Four years ago, Maryland environmentalists, officials of counties bordering the Patuxent River and scientists studying the Chesapeake Bay agreed to support a massive cleanup of the polluted Patuxent, which stretches from St. Mary's County northwest to the Frederick County border.
Today, some officials are encouraged, saying they have seen more fish and oysters along the lower river. Both had been declining because of the water quality.
But other officials say that the only real progress in returning the 110-mile river to its water-quality level of 30 years ago has been made on paper. They say that actual improvement in the treatment of 40 million gallons of sewage dumped into the Patuxent daily is still at least two or three years away.
"If you ever had a place where there has been a consensus on the need for a cleanup, it's been the Patuxent," said Constance Lieder, the chairperson of the Patuxent River Commission and secretary of Maryland's Department of State Planning. "But the bottom line is that almost nothing has been implemented."
The 11 members of the Patuxent River Commission recently took an all-day boat trip along the river "to see how things have changed," Lieder said.
Last year, as part of the clean-up-the-bay initiative, the state also adopted strict controls over land use along the Patuxent and its tributaries to direct development away from the riverside and help preserve adjoining farm and forest land.
Rich Dolesh, who is in charge of the Patuxent River Park for the Maryland-National Capital Park and Planning Commission, says the state is beginning to concentrate on the river on the theory that, "If you can't save the Patuxent, you'll never save the Chesapeake."
Control of phosphorus and nitrogen entering the river in sewage discharges is of particular concern to environmentalists. In large amounts, the two elements, while supporting the growth of algae, rob other river life of sufficient oxygen .
The treated sewage dumped into the Patuxent each day finds its way into the Chesapeake Bay, which has also been targeted for a full-scalestate cleanup. The Patuxent drainage basin touches on seven counties and covers about one-tenth of Maryland's land surface.
Last year, Ann Arundel County was found to be dumping potentially harmful sludge into the river from its Crofton area treatment plant, one of seven plants along the river. The state later fined the county.

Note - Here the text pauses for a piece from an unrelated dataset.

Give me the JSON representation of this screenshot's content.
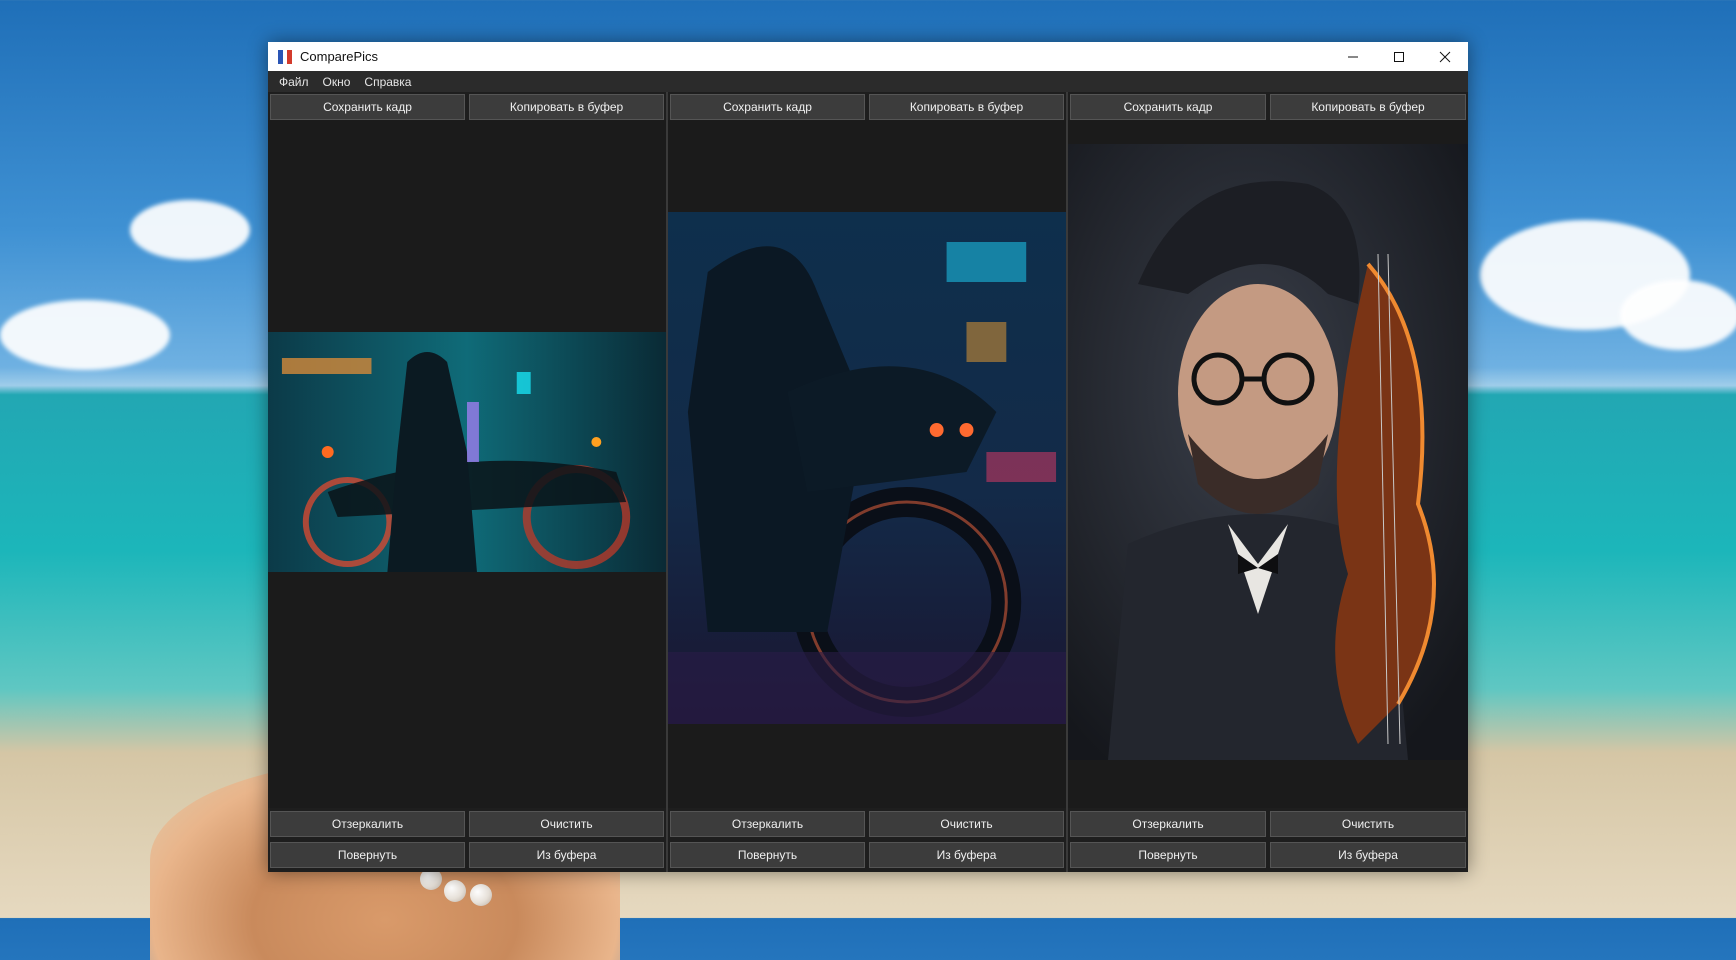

Also last year, a privately owned sewage plant in Prince George's County was also fined for inadequately treating sewage it dumped into the fine was part of a neew get-tough policy against sewage plant pollution throughout the state.

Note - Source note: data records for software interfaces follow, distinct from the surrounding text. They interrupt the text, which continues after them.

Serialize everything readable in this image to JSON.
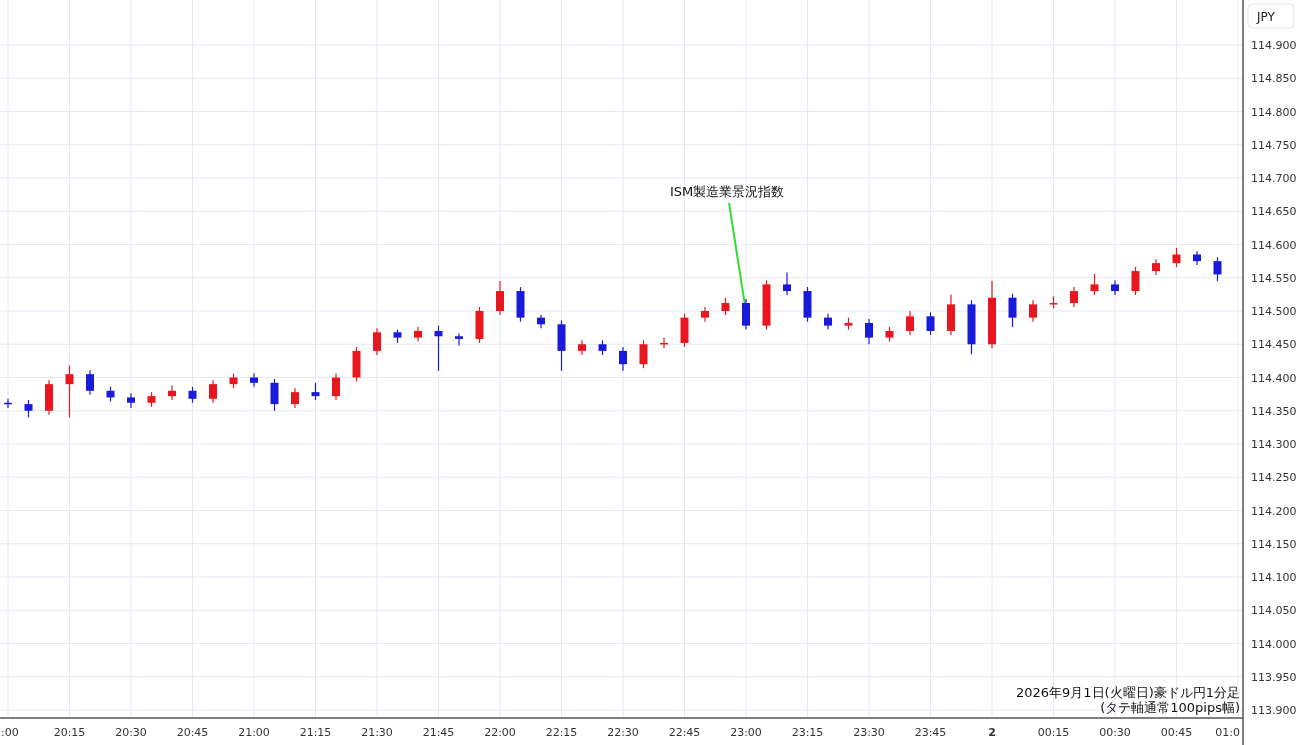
{
  "chart": {
    "chart_data": {
      "type": "candlestick",
      "ylabel": "JPY",
      "categories": [
        ":00",
        null,
        null,
        "20:15",
        null,
        null,
        "20:30",
        null,
        null,
        "20:45",
        null,
        null,
        "21:00",
        null,
        null,
        "21:15",
        null,
        null,
        "21:30",
        null,
        null,
        "21:45",
        null,
        null,
        "22:00",
        null,
        null,
        "22:15",
        null,
        null,
        "22:30",
        null,
        null,
        "22:45",
        null,
        null,
        "23:00",
        null,
        null,
        "23:15",
        null,
        null,
        "23:30",
        null,
        null,
        "23:45",
        null,
        null,
        "2",
        null,
        null,
        "00:15",
        null,
        null,
        "00:30",
        null,
        null,
        "00:45",
        null,
        null,
        "01:0"
      ],
      "ohlc": [
        [
          114.362,
          114.368,
          114.354,
          114.36
        ],
        [
          114.36,
          114.366,
          114.34,
          114.35
        ],
        [
          114.35,
          114.396,
          114.344,
          114.39
        ],
        [
          114.39,
          114.418,
          114.34,
          114.405
        ],
        [
          114.405,
          114.411,
          114.374,
          114.38
        ],
        [
          114.38,
          114.386,
          114.364,
          114.37
        ],
        [
          114.37,
          114.376,
          114.354,
          114.362
        ],
        [
          114.362,
          114.378,
          114.356,
          114.372
        ],
        [
          114.372,
          114.388,
          114.366,
          114.38
        ],
        [
          114.38,
          114.386,
          114.362,
          114.368
        ],
        [
          114.368,
          114.396,
          114.362,
          114.39
        ],
        [
          114.39,
          114.406,
          114.384,
          114.4
        ],
        [
          114.4,
          114.406,
          114.386,
          114.392
        ],
        [
          114.392,
          114.398,
          114.35,
          114.36
        ],
        [
          114.36,
          114.384,
          114.354,
          114.378
        ],
        [
          114.378,
          114.392,
          114.366,
          114.372
        ],
        [
          114.372,
          114.406,
          114.366,
          114.4
        ],
        [
          114.4,
          114.446,
          114.394,
          114.44
        ],
        [
          114.44,
          114.474,
          114.434,
          114.468
        ],
        [
          114.468,
          114.472,
          114.452,
          114.46
        ],
        [
          114.46,
          114.476,
          114.454,
          114.47
        ],
        [
          114.47,
          114.478,
          114.41,
          114.462
        ],
        [
          114.462,
          114.466,
          114.448,
          114.458
        ],
        [
          114.458,
          114.506,
          114.452,
          114.5
        ],
        [
          114.5,
          114.545,
          114.494,
          114.53
        ],
        [
          114.53,
          114.536,
          114.484,
          114.49
        ],
        [
          114.49,
          114.494,
          114.474,
          114.48
        ],
        [
          114.48,
          114.486,
          114.41,
          114.44
        ],
        [
          114.44,
          114.456,
          114.434,
          114.45
        ],
        [
          114.45,
          114.456,
          114.434,
          114.44
        ],
        [
          114.44,
          114.446,
          114.41,
          114.42
        ],
        [
          114.42,
          114.456,
          114.414,
          114.45
        ],
        [
          114.45,
          114.46,
          114.444,
          114.452
        ],
        [
          114.452,
          114.496,
          114.446,
          114.49
        ],
        [
          114.49,
          114.506,
          114.484,
          114.5
        ],
        [
          114.5,
          114.52,
          114.494,
          114.512
        ],
        [
          114.512,
          114.518,
          114.472,
          114.478
        ],
        [
          114.478,
          114.546,
          114.472,
          114.54
        ],
        [
          114.54,
          114.558,
          114.524,
          114.53
        ],
        [
          114.53,
          114.536,
          114.484,
          114.49
        ],
        [
          114.49,
          114.496,
          114.472,
          114.478
        ],
        [
          114.478,
          114.49,
          114.472,
          114.482
        ],
        [
          114.482,
          114.488,
          114.45,
          114.46
        ],
        [
          114.46,
          114.476,
          114.454,
          114.47
        ],
        [
          114.47,
          114.5,
          114.464,
          114.492
        ],
        [
          114.492,
          114.498,
          114.464,
          114.47
        ],
        [
          114.47,
          114.525,
          114.464,
          114.51
        ],
        [
          114.51,
          114.516,
          114.435,
          114.45
        ],
        [
          114.45,
          114.545,
          114.444,
          114.52
        ],
        [
          114.52,
          114.526,
          114.476,
          114.49
        ],
        [
          114.49,
          114.516,
          114.484,
          114.51
        ],
        [
          114.51,
          114.522,
          114.504,
          114.512
        ],
        [
          114.512,
          114.536,
          114.506,
          114.53
        ],
        [
          114.53,
          114.556,
          114.524,
          114.54
        ],
        [
          114.54,
          114.546,
          114.524,
          114.53
        ],
        [
          114.53,
          114.566,
          114.524,
          114.56
        ],
        [
          114.56,
          114.578,
          114.554,
          114.572
        ],
        [
          114.572,
          114.595,
          114.566,
          114.585
        ],
        [
          114.585,
          114.59,
          114.569,
          114.575
        ],
        [
          114.575,
          114.581,
          114.545,
          114.555
        ],
        null
      ],
      "ylim": [
        113.9,
        114.9
      ],
      "grid": true,
      "yticks": [
        {
          "value": 114.9,
          "label": "114.900"
        },
        {
          "value": 114.85,
          "label": "114.850"
        },
        {
          "value": 114.8,
          "label": "114.800"
        },
        {
          "value": 114.75,
          "label": "114.750"
        },
        {
          "value": 114.7,
          "label": "114.700"
        },
        {
          "value": 114.65,
          "label": "114.650"
        },
        {
          "value": 114.6,
          "label": "114.600"
        },
        {
          "value": 114.55,
          "label": "114.550"
        },
        {
          "value": 114.5,
          "label": "114.500"
        },
        {
          "value": 114.45,
          "label": "114.450"
        },
        {
          "value": 114.4,
          "label": "114.400"
        },
        {
          "value": 114.35,
          "label": "114.350"
        },
        {
          "value": 114.3,
          "label": "114.300"
        },
        {
          "value": 114.25,
          "label": "114.250"
        },
        {
          "value": 114.2,
          "label": "114.200"
        },
        {
          "value": 114.15,
          "label": "114.150"
        },
        {
          "value": 114.1,
          "label": "114.100"
        },
        {
          "value": 114.05,
          "label": "114.050"
        },
        {
          "value": 114.0,
          "label": "114.000"
        },
        {
          "value": 113.95,
          "label": "113.950"
        },
        {
          "value": 113.9,
          "label": "113.900"
        }
      ],
      "annotations": [
        "ISM製造業景況指数"
      ]
    }
  },
  "caption_lines": [
    "2026年9月1日(火曜日)豪ドル円1分足",
    "(タテ軸通常100pips幅)"
  ]
}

Ken Shanks, a state Health Department planner, said the control of phosphorus and nitrogen has not improved greatly since 1981. But Peter Tinsley, who heads the state Office of Environmental Programs said such improvements take time.

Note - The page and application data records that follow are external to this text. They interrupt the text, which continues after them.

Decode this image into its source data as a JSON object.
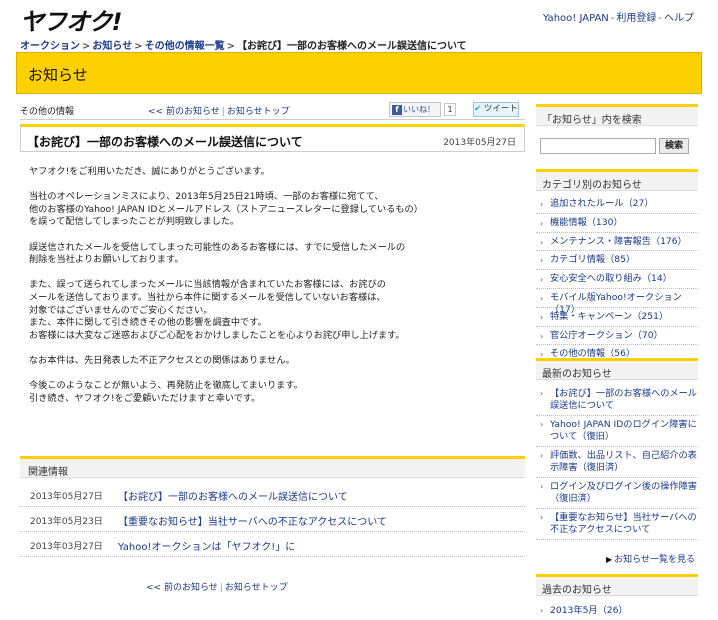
{
  "header": {
    "logo": "ヤフオク!",
    "links": [
      "Yahoo! JAPAN",
      "利用登録",
      "ヘルプ"
    ]
  },
  "breadcrumb": {
    "items": [
      "オークション",
      "お知らせ",
      "その他の情報一覧"
    ],
    "current": "【お詫び】一部のお客様へのメール誤送信について"
  },
  "banner": {
    "title": "お知らせ"
  },
  "subhead": {
    "label": "その他の情報",
    "prev": "<< 前のお知らせ",
    "top": "お知らせトップ",
    "like": "いいね！",
    "like_icon": "f",
    "like_count": "1",
    "tweet": "ツイート",
    "tweet_icon": "✔"
  },
  "article": {
    "title": "【お詫び】一部のお客様へのメール誤送信について",
    "date": "2013年05月27日",
    "paragraphs": [
      [
        "ヤフオク!をご利用いただき、誠にありがとうございます。"
      ],
      [
        "当社のオペレーションミスにより、2013年5月25日21時頃、一部のお客様に宛てて、",
        "他のお客様のYahoo! JAPAN IDとメールアドレス（ストアニュースレターに登録しているもの）",
        "を誤って配信してしまったことが判明致しました。"
      ],
      [
        "誤送信されたメールを受信してしまった可能性のあるお客様には、すでに受信したメールの",
        "削除を当社よりお願いしております。"
      ],
      [
        "また、誤って送られてしまったメールに当該情報が含まれていたお客様には、お詫びの",
        "メールを送信しております。当社から本件に関するメールを受信していないお客様は、",
        "対象ではございませんのでご安心ください。",
        "また、本件に関して引き続きその他の影響を調査中です。",
        "お客様には大変なご迷惑およびご心配をおかけしましたことを心よりお詫び申し上げます。"
      ],
      [
        "なお本件は、先日発表した不正アクセスとの関係はありません。"
      ],
      [
        "今後このようなことが無いよう、再発防止を徹底してまいります。",
        "引き続き、ヤフオク!をご愛顧いただけますと幸いです。"
      ]
    ]
  },
  "related": {
    "heading": "関連情報",
    "rows": [
      {
        "date": "2013年05月27日",
        "title": "【お詫び】一部のお客様へのメール誤送信について"
      },
      {
        "date": "2013年05月23日",
        "title": "【重要なお知らせ】当社サーバへの不正なアクセスについて"
      },
      {
        "date": "2013年03月27日",
        "title": "Yahoo!オークションは「ヤフオク!」に"
      }
    ]
  },
  "bottom_nav": {
    "prev": "<< 前のお知らせ",
    "top": "お知らせトップ"
  },
  "sidebar": {
    "search_heading": "「お知らせ」内を検索",
    "search_button": "検索",
    "category_heading": "カテゴリ別のお知らせ",
    "categories": [
      "追加されたルール（27）",
      "機能情報（130）",
      "メンテナンス・障害報告（176）",
      "カテゴリ情報（85）",
      "安心安全への取り組み（14）",
      "モバイル版Yahoo!オークション（17）",
      "特集・キャンペーン（251）",
      "官公庁オークション（70）",
      "その他の情報（56）"
    ],
    "latest_heading": "最新のお知らせ",
    "latest": [
      [
        "【お詫び】一部のお客様へのメール",
        "誤送信について"
      ],
      [
        "Yahoo! JAPAN IDのログイン障害に",
        "ついて（復旧）"
      ],
      [
        "評価数、出品リスト、自己紹介の表",
        "示障害（復旧済）"
      ],
      [
        "ログイン及びログイン後の操作障害",
        "（復旧済）"
      ],
      [
        "【重要なお知らせ】当社サーバへの",
        "不正なアクセスについて"
      ]
    ],
    "more": "お知らせ一覧を見る",
    "past_heading": "過去のお知らせ",
    "past": [
      "2013年5月（26）"
    ]
  }
}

Howard County Council and Patuxent River Commission member Ruth Keeton takes a more optimistic view of the cleanup efforts.
In 1982, Howard County completed a $43-million imprpovement of its sewage treatment plant. Since then, Keeton said, phosphorus levels there have been greatly reduced.
"Since our plant opened, we have received for treatment 85 tons of phosphorus, and we've removed 80 tons," Keeton said this week. "That's 95 percent no longer going into the river, and that's encouraging.
"We now have the most sophisticated sewage treatment system in the state," she said. "Right behind us, Anne Arundel is upgrading their plant and Prince George's will be shortly behind them. Calvert County also has a project.
"In the next few years, we're going to continue to show improvement," she said. "This is one of those situations where you can either look at how far we have to go or look at it this way -- we're on the move."